> _AVAILABLE DATA_

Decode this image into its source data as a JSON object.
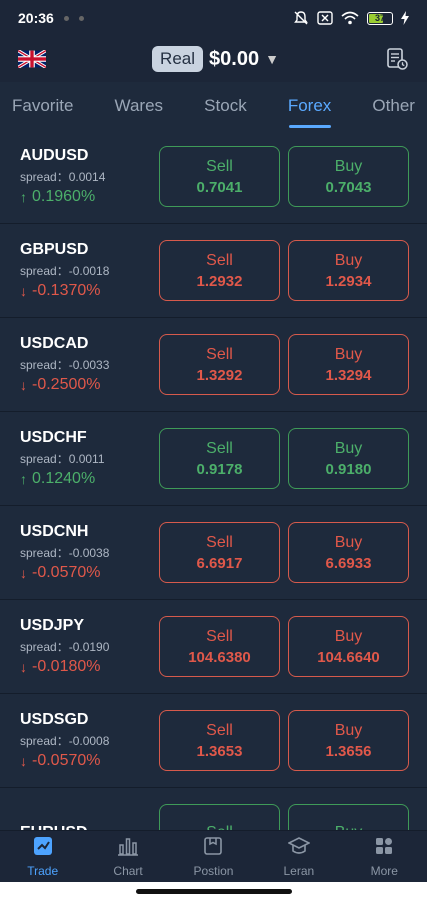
{
  "status": {
    "time": "20:36",
    "battery": "37"
  },
  "header": {
    "account_type": "Real",
    "balance": "$0.00",
    "caret": "▼"
  },
  "tabs": [
    {
      "label": "Favorite",
      "active": false
    },
    {
      "label": "Wares",
      "active": false
    },
    {
      "label": "Stock",
      "active": false
    },
    {
      "label": "Forex",
      "active": true
    },
    {
      "label": "Other",
      "active": false
    }
  ],
  "quotes": [
    {
      "symbol": "AUDUSD",
      "spread": "spread：0.0014",
      "change": "0.1960%",
      "direction": "up",
      "sell_label": "Sell",
      "sell": "0.7041",
      "buy_label": "Buy",
      "buy": "0.7043",
      "color": "green"
    },
    {
      "symbol": "GBPUSD",
      "spread": "spread：-0.0018",
      "change": "-0.1370%",
      "direction": "down",
      "sell_label": "Sell",
      "sell": "1.2932",
      "buy_label": "Buy",
      "buy": "1.2934",
      "color": "red"
    },
    {
      "symbol": "USDCAD",
      "spread": "spread：-0.0033",
      "change": "-0.2500%",
      "direction": "down",
      "sell_label": "Sell",
      "sell": "1.3292",
      "buy_label": "Buy",
      "buy": "1.3294",
      "color": "red"
    },
    {
      "symbol": "USDCHF",
      "spread": "spread：0.0011",
      "change": "0.1240%",
      "direction": "up",
      "sell_label": "Sell",
      "sell": "0.9178",
      "buy_label": "Buy",
      "buy": "0.9180",
      "color": "green"
    },
    {
      "symbol": "USDCNH",
      "spread": "spread：-0.0038",
      "change": "-0.0570%",
      "direction": "down",
      "sell_label": "Sell",
      "sell": "6.6917",
      "buy_label": "Buy",
      "buy": "6.6933",
      "color": "red"
    },
    {
      "symbol": "USDJPY",
      "spread": "spread：-0.0190",
      "change": "-0.0180%",
      "direction": "down",
      "sell_label": "Sell",
      "sell": "104.6380",
      "buy_label": "Buy",
      "buy": "104.6640",
      "color": "red"
    },
    {
      "symbol": "USDSGD",
      "spread": "spread：-0.0008",
      "change": "-0.0570%",
      "direction": "down",
      "sell_label": "Sell",
      "sell": "1.3653",
      "buy_label": "Buy",
      "buy": "1.3656",
      "color": "red"
    },
    {
      "symbol": "EURUSD",
      "spread": "",
      "change": "",
      "direction": "up",
      "sell_label": "Sell",
      "sell": "",
      "buy_label": "Buy",
      "buy": "",
      "color": "green"
    }
  ],
  "nav": [
    {
      "label": "Trade",
      "icon": "trade-icon",
      "active": true
    },
    {
      "label": "Chart",
      "icon": "chart-icon",
      "active": false
    },
    {
      "label": "Postion",
      "icon": "position-icon",
      "active": false
    },
    {
      "label": "Leran",
      "icon": "learn-icon",
      "active": false
    },
    {
      "label": "More",
      "icon": "more-icon",
      "active": false
    }
  ],
  "colors": {
    "up": "#4caf6a",
    "down": "#e0584a",
    "accent": "#4da3ff",
    "background": "#1b2536"
  }
}
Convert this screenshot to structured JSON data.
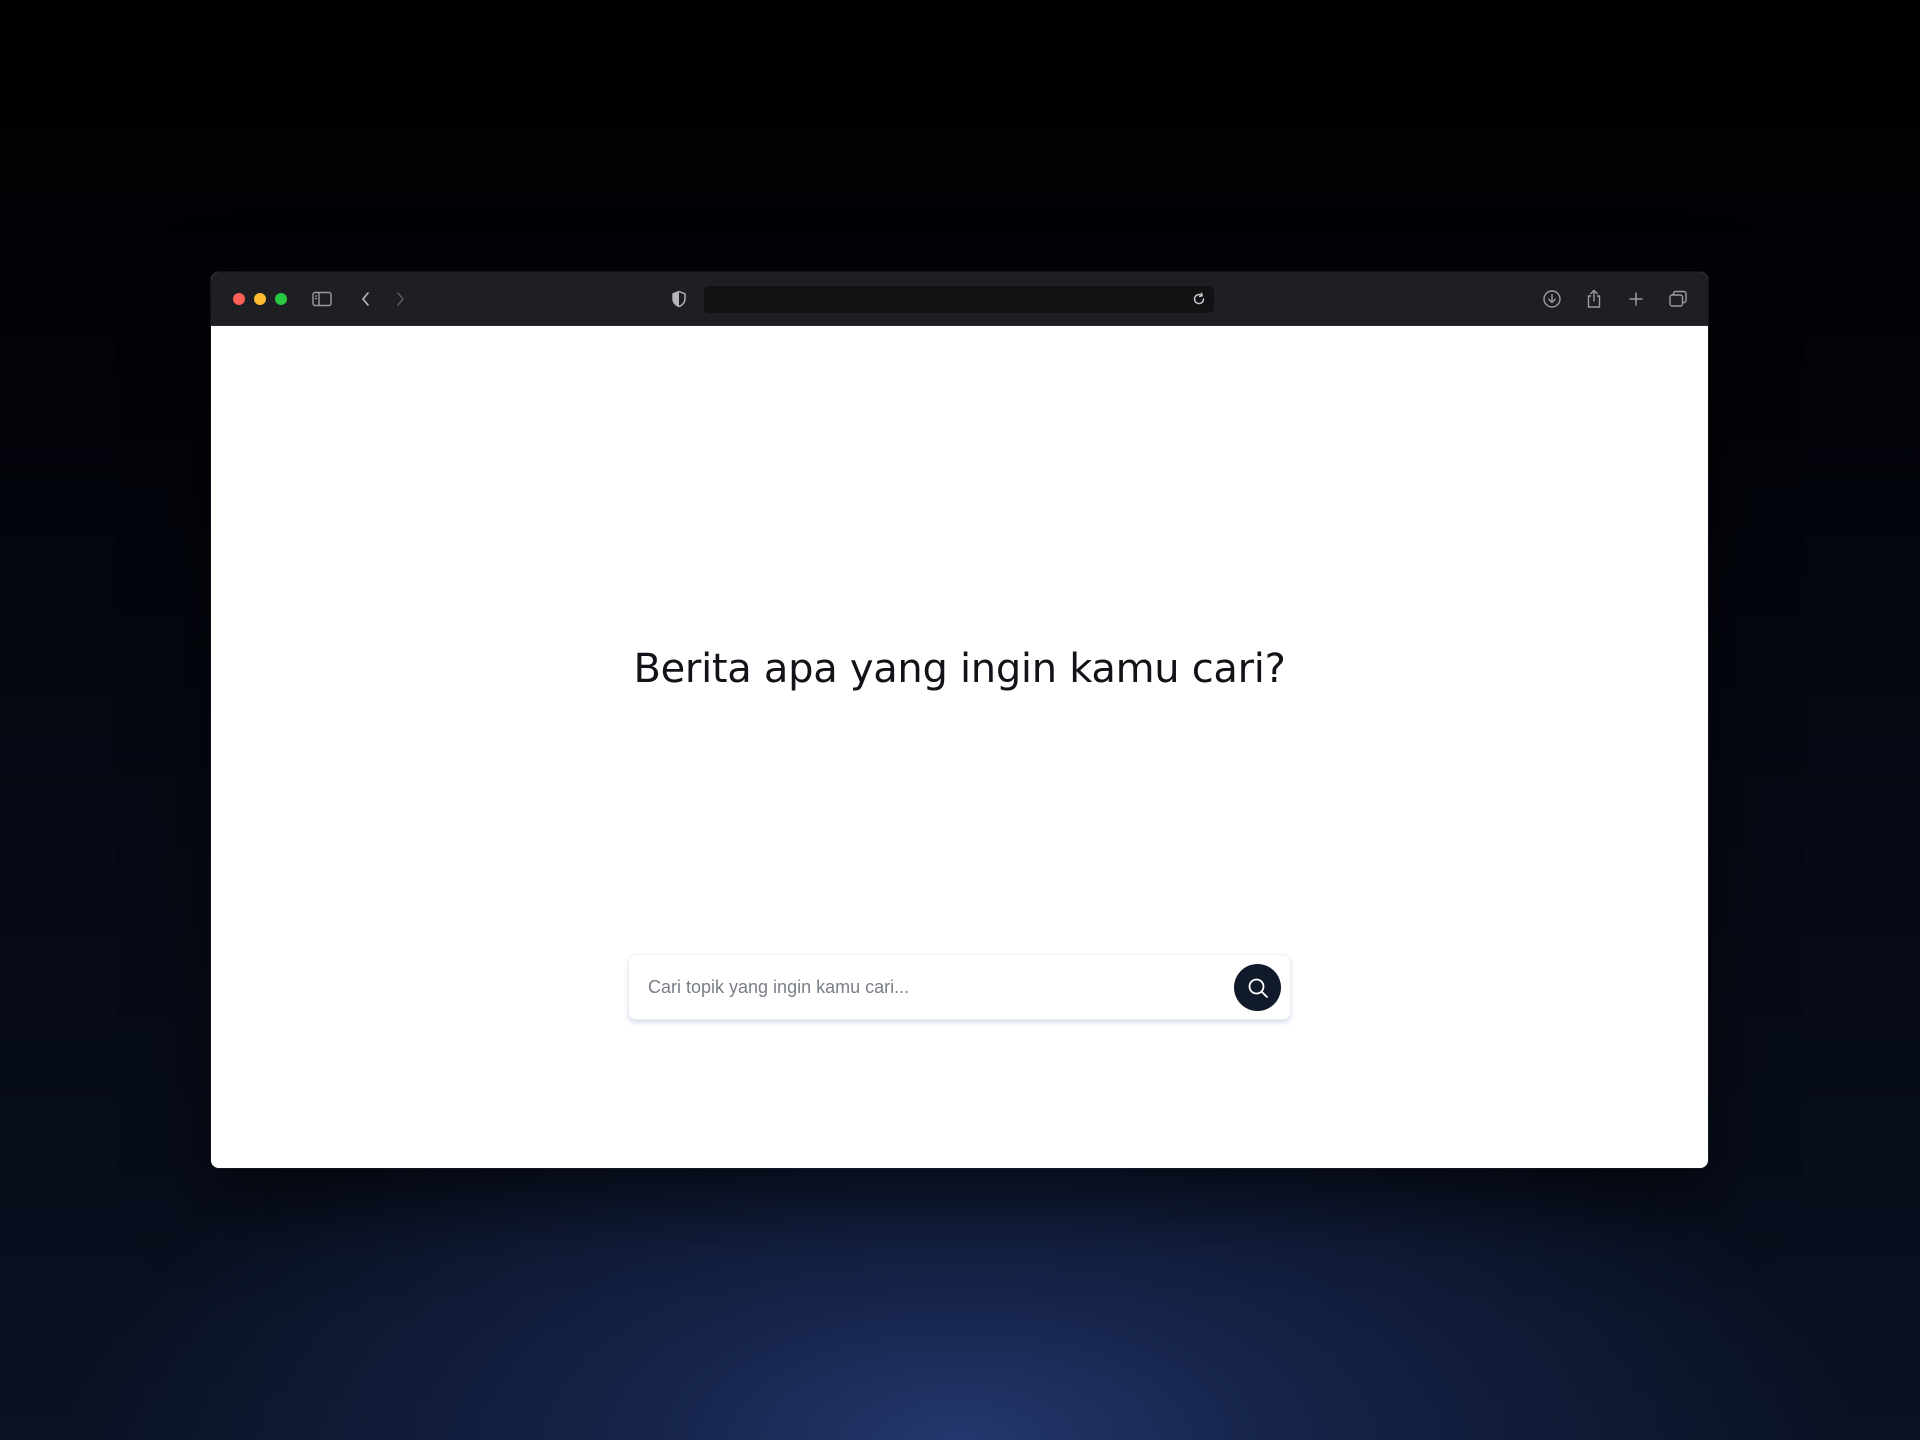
{
  "browser": {
    "url": "",
    "icons": {
      "sidebar": "sidebar-icon",
      "back": "chevron-left-icon",
      "forward": "chevron-right-icon",
      "privacy": "shield-icon",
      "reload": "reload-icon",
      "download": "download-icon",
      "share": "share-icon",
      "new_tab": "plus-icon",
      "tabs_overview": "tabs-icon"
    }
  },
  "page": {
    "heading": "Berita apa yang ingin kamu cari?",
    "search": {
      "placeholder": "Cari topik yang ingin kamu cari...",
      "value": "",
      "button_icon": "search-icon"
    }
  },
  "colors": {
    "search_button": "#111a2b",
    "heading": "#111318",
    "titlebar": "#1e1f22"
  }
}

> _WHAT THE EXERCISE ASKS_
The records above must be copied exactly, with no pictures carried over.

> _TASK SOLUTION_
Decode this image into its source data as a JSON object.
{
  "status": {
    "time": "20:36",
    "battery": "37"
  },
  "header": {
    "account_type": "Real",
    "balance": "$0.00",
    "caret": "▼"
  },
  "tabs": [
    {
      "label": "Favorite",
      "active": false
    },
    {
      "label": "Wares",
      "active": false
    },
    {
      "label": "Stock",
      "active": false
    },
    {
      "label": "Forex",
      "active": true
    },
    {
      "label": "Other",
      "active": false
    }
  ],
  "quotes": [
    {
      "symbol": "AUDUSD",
      "spread": "spread：0.0014",
      "change": "0.1960%",
      "direction": "up",
      "sell_label": "Sell",
      "sell": "0.7041",
      "buy_label": "Buy",
      "buy": "0.7043",
      "color": "green"
    },
    {
      "symbol": "GBPUSD",
      "spread": "spread：-0.0018",
      "change": "-0.1370%",
      "direction": "down",
      "sell_label": "Sell",
      "sell": "1.2932",
      "buy_label": "Buy",
      "buy": "1.2934",
      "color": "red"
    },
    {
      "symbol": "USDCAD",
      "spread": "spread：-0.0033",
      "change": "-0.2500%",
      "direction": "down",
      "sell_label": "Sell",
      "sell": "1.3292",
      "buy_label": "Buy",
      "buy": "1.3294",
      "color": "red"
    },
    {
      "symbol": "USDCHF",
      "spread": "spread：0.0011",
      "change": "0.1240%",
      "direction": "up",
      "sell_label": "Sell",
      "sell": "0.9178",
      "buy_label": "Buy",
      "buy": "0.9180",
      "color": "green"
    },
    {
      "symbol": "USDCNH",
      "spread": "spread：-0.0038",
      "change": "-0.0570%",
      "direction": "down",
      "sell_label": "Sell",
      "sell": "6.6917",
      "buy_label": "Buy",
      "buy": "6.6933",
      "color": "red"
    },
    {
      "symbol": "USDJPY",
      "spread": "spread：-0.0190",
      "change": "-0.0180%",
      "direction": "down",
      "sell_label": "Sell",
      "sell": "104.6380",
      "buy_label": "Buy",
      "buy": "104.6640",
      "color": "red"
    },
    {
      "symbol": "USDSGD",
      "spread": "spread：-0.0008",
      "change": "-0.0570%",
      "direction": "down",
      "sell_label": "Sell",
      "sell": "1.3653",
      "buy_label": "Buy",
      "buy": "1.3656",
      "color": "red"
    },
    {
      "symbol": "EURUSD",
      "spread": "",
      "change": "",
      "direction": "up",
      "sell_label": "Sell",
      "sell": "",
      "buy_label": "Buy",
      "buy": "",
      "color": "green"
    }
  ],
  "nav": [
    {
      "label": "Trade",
      "icon": "trade-icon",
      "active": true
    },
    {
      "label": "Chart",
      "icon": "chart-icon",
      "active": false
    },
    {
      "label": "Postion",
      "icon": "position-icon",
      "active": false
    },
    {
      "label": "Leran",
      "icon": "learn-icon",
      "active": false
    },
    {
      "label": "More",
      "icon": "more-icon",
      "active": false
    }
  ],
  "colors": {
    "up": "#4caf6a",
    "down": "#e0584a",
    "accent": "#4da3ff",
    "background": "#1b2536"
  }
}
Convert this screenshot to structured JSON data.
{
  "browser": {
    "url": "",
    "icons": {
      "sidebar": "sidebar-icon",
      "back": "chevron-left-icon",
      "forward": "chevron-right-icon",
      "privacy": "shield-icon",
      "reload": "reload-icon",
      "download": "download-icon",
      "share": "share-icon",
      "new_tab": "plus-icon",
      "tabs_overview": "tabs-icon"
    }
  },
  "page": {
    "heading": "Berita apa yang ingin kamu cari?",
    "search": {
      "placeholder": "Cari topik yang ingin kamu cari...",
      "value": "",
      "button_icon": "search-icon"
    }
  },
  "colors": {
    "search_button": "#111a2b",
    "heading": "#111318",
    "titlebar": "#1e1f22"
  }
}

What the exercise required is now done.